Senior Ainsley Gilbert as one of the Mary’s rehearses her scene (Dayna Ung)

Besides the group winning awards for the piece, many individual awards were announced and given to students to honor their performances individually. Both Dickerson, Remey and Benedict were awarded individual awards with Dickerson awarded “Best Technician” and “Best Tech Crew,” Remey for “Honorable Mention All-Star Cast” and Benedict for “Best Performer” two times. 

“My character only shows up only three or four times, so to get an award for only showing up a couple of times was really cool and kinda like confirming how hard I worked,” Remey said, “What was more important to me though than the award was when everybody was just freaked out when I got the award–it was really cool.”

Being her first ever UIL competition performance, Dickerson said she is going to remember the relationships she’s made along the way.

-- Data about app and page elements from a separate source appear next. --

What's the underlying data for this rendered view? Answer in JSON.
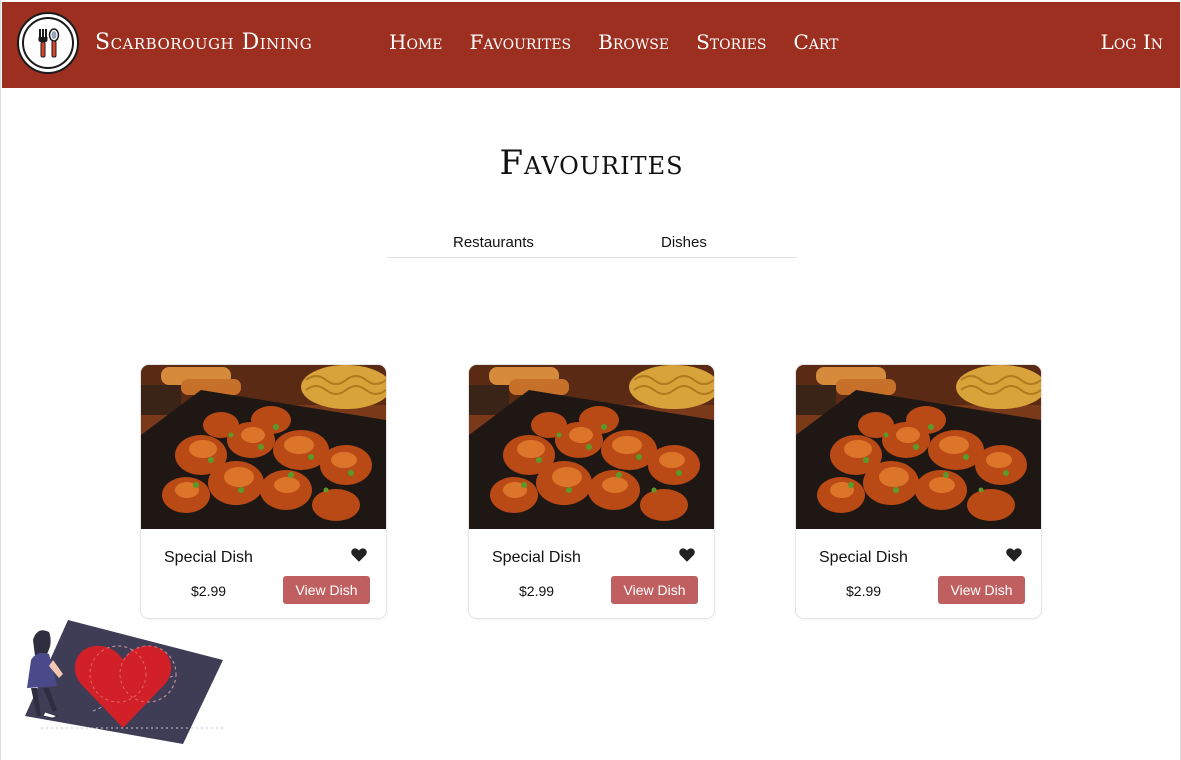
{
  "nav": {
    "brand": "Scarborough Dining",
    "links": [
      "Home",
      "Favourites",
      "Browse",
      "Stories",
      "Cart"
    ],
    "login": "Log In"
  },
  "page": {
    "title": "Favourites"
  },
  "tabs": [
    "Restaurants",
    "Dishes"
  ],
  "cards": [
    {
      "name": "Special Dish",
      "price": "$2.99",
      "button": "View Dish"
    },
    {
      "name": "Special Dish",
      "price": "$2.99",
      "button": "View Dish"
    },
    {
      "name": "Special Dish",
      "price": "$2.99",
      "button": "View Dish"
    }
  ],
  "colors": {
    "nav_bg": "#9c2f20",
    "button_bg": "#c05f60",
    "heart": "#222222",
    "illustration_heart": "#d12027"
  },
  "icons": [
    "fork-spoon-logo-icon",
    "heart-icon"
  ]
}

“To put on a show like this and for all of us to be working in such a tight knit group and do something as stressful and chaotic as UIL theater, you become so close,” Dickerson said. “And all of us are such a family and you don’t get tha, especially with theater groups and such.”

Next Monday at 7:00, the theater company will be having their live curtain call performance of their One Act Play where students, parents and teachers can come and watch what they have been working on. Remey said he hopes to see a bunch of people there.

“I just want a bunch of people to feel the electricity that happens when we’re all on stage together because we all kind enter this one mind set and I hope the audience can experience that,” Remey said. “And [I want the audience to] see through our show how hard we worked and how much we put into it.”